Campy was elected to the Hall of Fame in 1969. Before he died of a heart attack on June 26, 1993, he had continued to serve as an instructor at spring training and as a member of the Dodgers' community-service division in Los Angeles.
He is highlighted in Heroes Behind the Mask and other publications as one of the top catchers of all-time.
Campanella was elected to the Hall of Fame in 1969, one of the first black inductees. He was voted into the Salon de la Fama two years later, a very odd choice. While other Negro League stars like Gibson and Monte Irvin were voted into the Salon based on one- or two- season careers, they had dominant years, whereas Campanella had merely been "good" in his one-and-a-bit seasons in Mexico.
He was honored by the U.S. Postal Service with a commemorative stamp in 2006 .
 Statistical trivia
 Negro Leagues Career Statistics
|1937||Washington Elite Giants||NNL||2||2||0||0||0||0||0||0||0||0||.000||.000|
|1928||Baltimore Elite Giants||NNL||5||13||3||4||0||0||0||1||0||1||.308||.308|

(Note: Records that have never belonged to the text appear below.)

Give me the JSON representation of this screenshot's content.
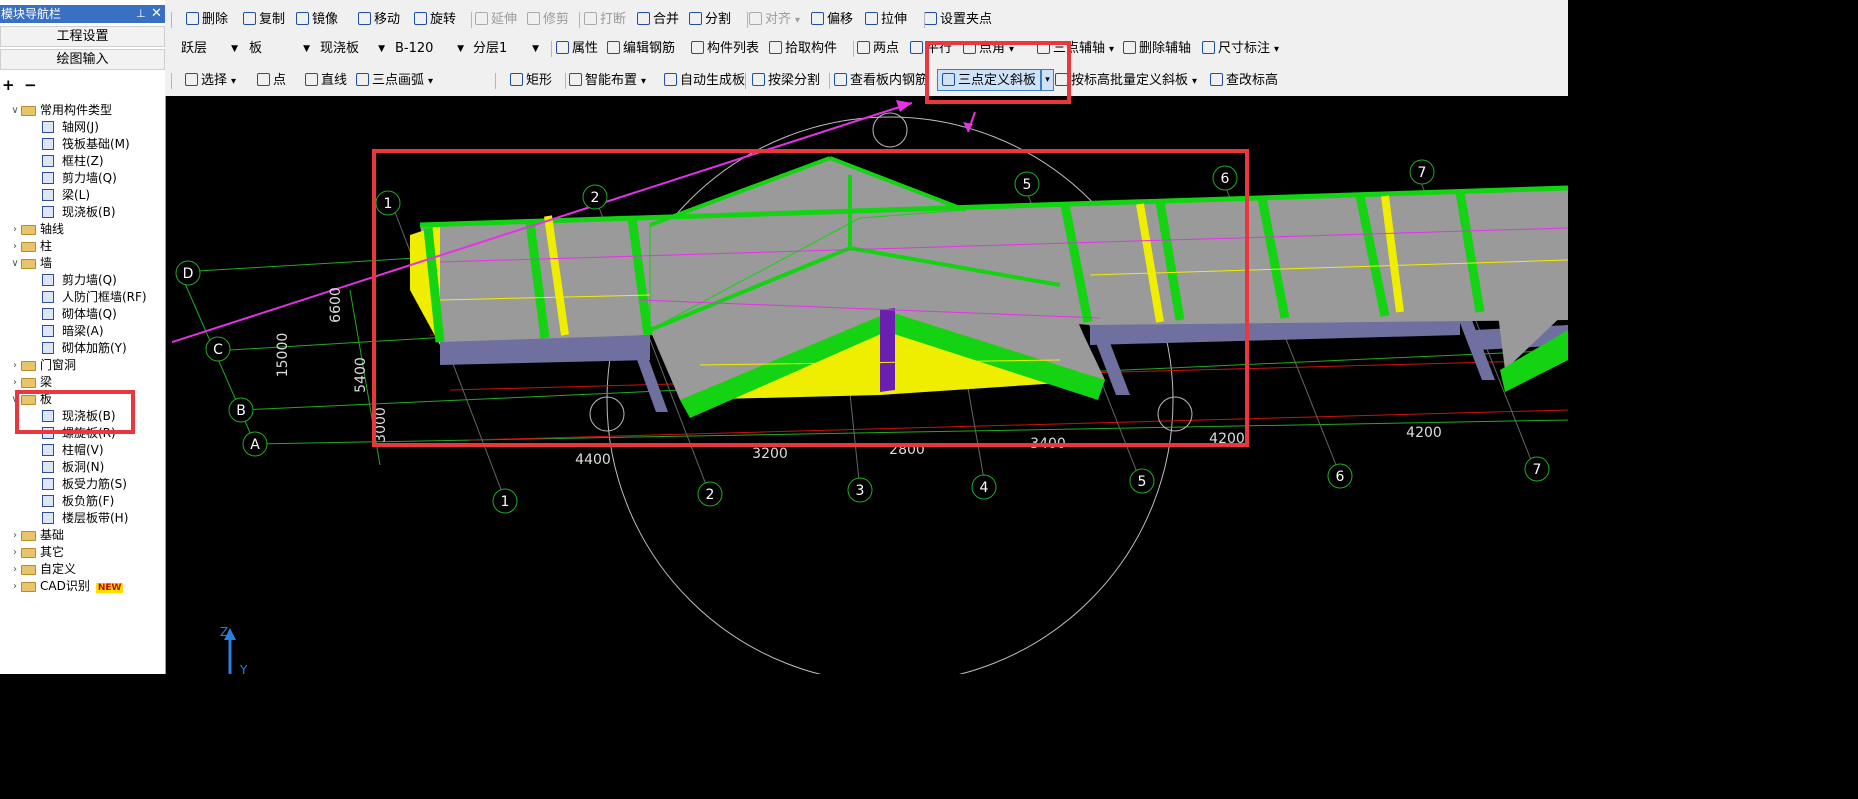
{
  "nav": {
    "title": "模块导航栏",
    "pin_glyph": "⊥",
    "close_glyph": "✕",
    "buttons": [
      "工程设置",
      "绘图输入"
    ],
    "tree_add_glyph": "+",
    "tree_remove_glyph": "−",
    "tree": [
      {
        "label": "常用构件类型",
        "expander": "∨",
        "folder": true,
        "level": 0
      },
      {
        "label": "轴网(J)",
        "level": 1,
        "icon": "grid-icon"
      },
      {
        "label": "筏板基础(M)",
        "level": 1,
        "icon": "raft-icon"
      },
      {
        "label": "框柱(Z)",
        "level": 1,
        "icon": "column-icon"
      },
      {
        "label": "剪力墙(Q)",
        "level": 1,
        "icon": "shear-wall-icon"
      },
      {
        "label": "梁(L)",
        "level": 1,
        "icon": "beam-icon"
      },
      {
        "label": "现浇板(B)",
        "level": 1,
        "icon": "slab-icon"
      },
      {
        "label": "轴线",
        "expander": "›",
        "folder": true,
        "level": 0
      },
      {
        "label": "柱",
        "expander": "›",
        "folder": true,
        "level": 0
      },
      {
        "label": "墙",
        "expander": "∨",
        "folder": true,
        "level": 0
      },
      {
        "label": "剪力墙(Q)",
        "level": 1,
        "icon": "shear-wall-icon"
      },
      {
        "label": "人防门框墙(RF)",
        "level": 1,
        "icon": "door-wall-icon"
      },
      {
        "label": "砌体墙(Q)",
        "level": 1,
        "icon": "masonry-wall-icon"
      },
      {
        "label": "暗梁(A)",
        "level": 1,
        "icon": "hidden-beam-icon"
      },
      {
        "label": "砌体加筋(Y)",
        "level": 1,
        "icon": "masonry-rebar-icon"
      },
      {
        "label": "门窗洞",
        "expander": "›",
        "folder": true,
        "level": 0
      },
      {
        "label": "梁",
        "expander": "›",
        "folder": true,
        "level": 0
      },
      {
        "label": "板",
        "expander": "∨",
        "folder": true,
        "level": 0
      },
      {
        "label": "现浇板(B)",
        "level": 1,
        "icon": "slab-icon"
      },
      {
        "label": "螺旋板(R)",
        "level": 1,
        "icon": "spiral-slab-icon"
      },
      {
        "label": "柱帽(V)",
        "level": 1,
        "icon": "column-cap-icon"
      },
      {
        "label": "板洞(N)",
        "level": 1,
        "icon": "slab-hole-icon"
      },
      {
        "label": "板受力筋(S)",
        "level": 1,
        "icon": "slab-rebar-icon"
      },
      {
        "label": "板负筋(F)",
        "level": 1,
        "icon": "negative-rebar-icon"
      },
      {
        "label": "楼层板带(H)",
        "level": 1,
        "icon": "floor-strip-icon"
      },
      {
        "label": "基础",
        "expander": "›",
        "folder": true,
        "level": 0
      },
      {
        "label": "其它",
        "expander": "›",
        "folder": true,
        "level": 0
      },
      {
        "label": "自定义",
        "expander": "›",
        "folder": true,
        "level": 0
      },
      {
        "label": "CAD识别",
        "expander": "›",
        "folder": true,
        "level": 0,
        "badge": "NEW"
      }
    ]
  },
  "toolbar1": [
    {
      "label": "删除",
      "icon": "delete-icon"
    },
    {
      "label": "复制",
      "icon": "copy-icon"
    },
    {
      "label": "镜像",
      "icon": "mirror-icon"
    },
    {
      "label": "移动",
      "icon": "move-icon"
    },
    {
      "label": "旋转",
      "icon": "rotate-icon"
    },
    {
      "label": "延伸",
      "icon": "extend-icon",
      "disabled": true
    },
    {
      "label": "修剪",
      "icon": "trim-icon",
      "disabled": true
    },
    {
      "label": "打断",
      "icon": "break-icon",
      "disabled": true
    },
    {
      "label": "合并",
      "icon": "merge-icon"
    },
    {
      "label": "分割",
      "icon": "split-icon"
    },
    {
      "label": "对齐",
      "icon": "align-icon",
      "disabled": true,
      "dropdown": "▾"
    },
    {
      "label": "偏移",
      "icon": "offset-icon"
    },
    {
      "label": "拉伸",
      "icon": "stretch-icon"
    },
    {
      "label": "设置夹点",
      "icon": "grip-icon"
    }
  ],
  "toolbar2": {
    "selects": [
      "跃层",
      "板",
      "现浇板",
      "B-120",
      "分层1"
    ],
    "tools": [
      {
        "label": "属性",
        "icon": "property-icon"
      },
      {
        "label": "编辑钢筋",
        "icon": "edit-rebar-icon"
      },
      {
        "label": "构件列表",
        "icon": "component-list-icon"
      },
      {
        "label": "拾取构件",
        "icon": "pick-icon"
      },
      {
        "label": "两点",
        "icon": "two-point-icon"
      },
      {
        "label": "平行",
        "icon": "parallel-icon"
      },
      {
        "label": "点角",
        "icon": "point-angle-icon",
        "dropdown": "▾"
      },
      {
        "label": "三点辅轴",
        "icon": "three-point-axis-icon",
        "dropdown": "▾"
      },
      {
        "label": "删除辅轴",
        "icon": "delete-axis-icon"
      },
      {
        "label": "尺寸标注",
        "icon": "dimension-icon",
        "dropdown": "▾"
      }
    ]
  },
  "toolbar3": [
    {
      "label": "选择",
      "icon": "select-arrow-icon",
      "dropdown": "▾"
    },
    {
      "label": "点",
      "icon": "point-icon"
    },
    {
      "label": "直线",
      "icon": "line-icon"
    },
    {
      "label": "三点画弧",
      "icon": "arc-icon",
      "dropdown": "▾"
    },
    {
      "label": "矩形",
      "icon": "rect-icon"
    },
    {
      "label": "智能布置",
      "icon": "smart-layout-icon",
      "dropdown": "▾"
    },
    {
      "label": "自动生成板",
      "icon": "auto-slab-icon"
    },
    {
      "label": "按梁分割",
      "icon": "split-by-beam-icon"
    },
    {
      "label": "查看板内钢筋",
      "icon": "view-rebar-icon"
    },
    {
      "label": "三点定义斜板",
      "icon": "three-point-slope-icon",
      "active": true,
      "dropdown": "▾"
    },
    {
      "label": "按标高批量定义斜板",
      "icon": "batch-slope-icon",
      "dropdown": "▾"
    },
    {
      "label": "查改标高",
      "icon": "elevation-icon"
    }
  ],
  "scene": {
    "axes_top": [
      "1",
      "2",
      "5",
      "6",
      "7"
    ],
    "axes_bottom": [
      "1",
      "2",
      "3",
      "4",
      "5",
      "6",
      "7"
    ],
    "axes_left": [
      "D",
      "C",
      "B",
      "A"
    ],
    "dims_bottom": [
      "4400",
      "3200",
      "2800",
      "3400",
      "4200",
      "4200"
    ],
    "dims_left": [
      "6600",
      "15000",
      "5400",
      "3000"
    ],
    "coord_axes": [
      "Z",
      "Y"
    ],
    "colors": {
      "beam": "#13d313",
      "slab": "#9a9a9a",
      "wall": "#6f6fa0",
      "yellow": "#f0ee00",
      "magenta": "#e432e4",
      "purple": "#6a1fb0",
      "red_highlight": "#e8383d",
      "grid_red": "#cc1111",
      "grid_green": "#22aa22"
    }
  }
}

|1939||Baltimore Elite Giants||NNL||17||55||7||15||1||0||1||6||0||3||.273||.345|
|1940||Baltimore Elite Giants||NNL||27||88||13||25||3||1||5||21||1||4||.284||.511|
|1941||Baltimore Elite Giants||NNL||25||80||16||27||7||2||4||23||2||11||338||.625|
|1942||Baltimore Elite Giants||NNL||30||110||18||33||3||3||1||28||1||10||.300||.409|
|1943||played in Mexican League|
|1944|| Baltimore Elite Giants
|1945||Baltimore Elite Giants||NNL||9||31||8||9||1||1||1||5||0||6||.290||.484|
|per 162 games||0.85||162||551||102||179||30||9||17||127||8||46||.324||.502|
Source: Shades of Glory, Hogan et al., ppg. 382-385
The Mexican League: Comprehensive Player Statistics by Pedro Treto Cisneros, The International League: Year-by-Year Statistics by Marshall Wright, 1947 Baseball Guide, Pat Doyle's Professional Baseball Player Database, Black Baseball's National Showcase by Larry Lester, The Complete Book of Baseball's Negro Leagues by John Holway, The Biographical Encyclopedia of the Negro Baseball Leagues by James Riley
 Notable Achievements
- 1946 MVP New England League Nashua Dodgers
- 8-time NL All-Star (1949-1956)
- 3-time NL MVP (1951, 1953 & 1955)
- NL RBI Leader (1953)
- 20-Home Run Seasons: 7 (1949-1953, 1955 & 1956)
- 30-Home Run Seasons: 4 (1950, 1951, 1953 & 1955)
- 40-Home Run Seasons: 1 (1953)
- 100 RBI Seasons: 3 (1951, 1953 & 1955)
- 100 Runs Scored Seasons: 1 (1953)
- Won a World Series with the Brooklyn Dodgers in 1955
- Baseball Hall of Fame: Class of 1969
|Jim Konstanty||Roy Campanella||Hank Sauer|
|Hank Sauer||Roy Campanella||Willie Mays|
|Willie Mays||Roy Campanella||Don Newcombe|
 Further Reading
- "Big Man from Nicetown", Time, August 8, 1955 .
- Roy Campanella: It's Good to Be Alive, University of Nebraska Press, Lincoln, NE, 1995.
- Roger Kahn: "Manchild at Fifty", in The Boys of Summer, Perennial Classics, Harper and Collins Publishers, New York, NY, 2000, pp. 355-373 (originally published in 1972).
- Neil Lanctot: Campy: The Two Lives of Roy Campanella, Simon & Schuster, New York, NY, 2011.
- Joel Rippel: "Two African American Pioneers Cross Paths: Roy Campanella and Carl Rowan", in Daniel R. Levitt, ed.: Short but Wondrous Summers: Baseball in the North Star State, The National Pastime, Volume 42 (2012), pp. 51-52.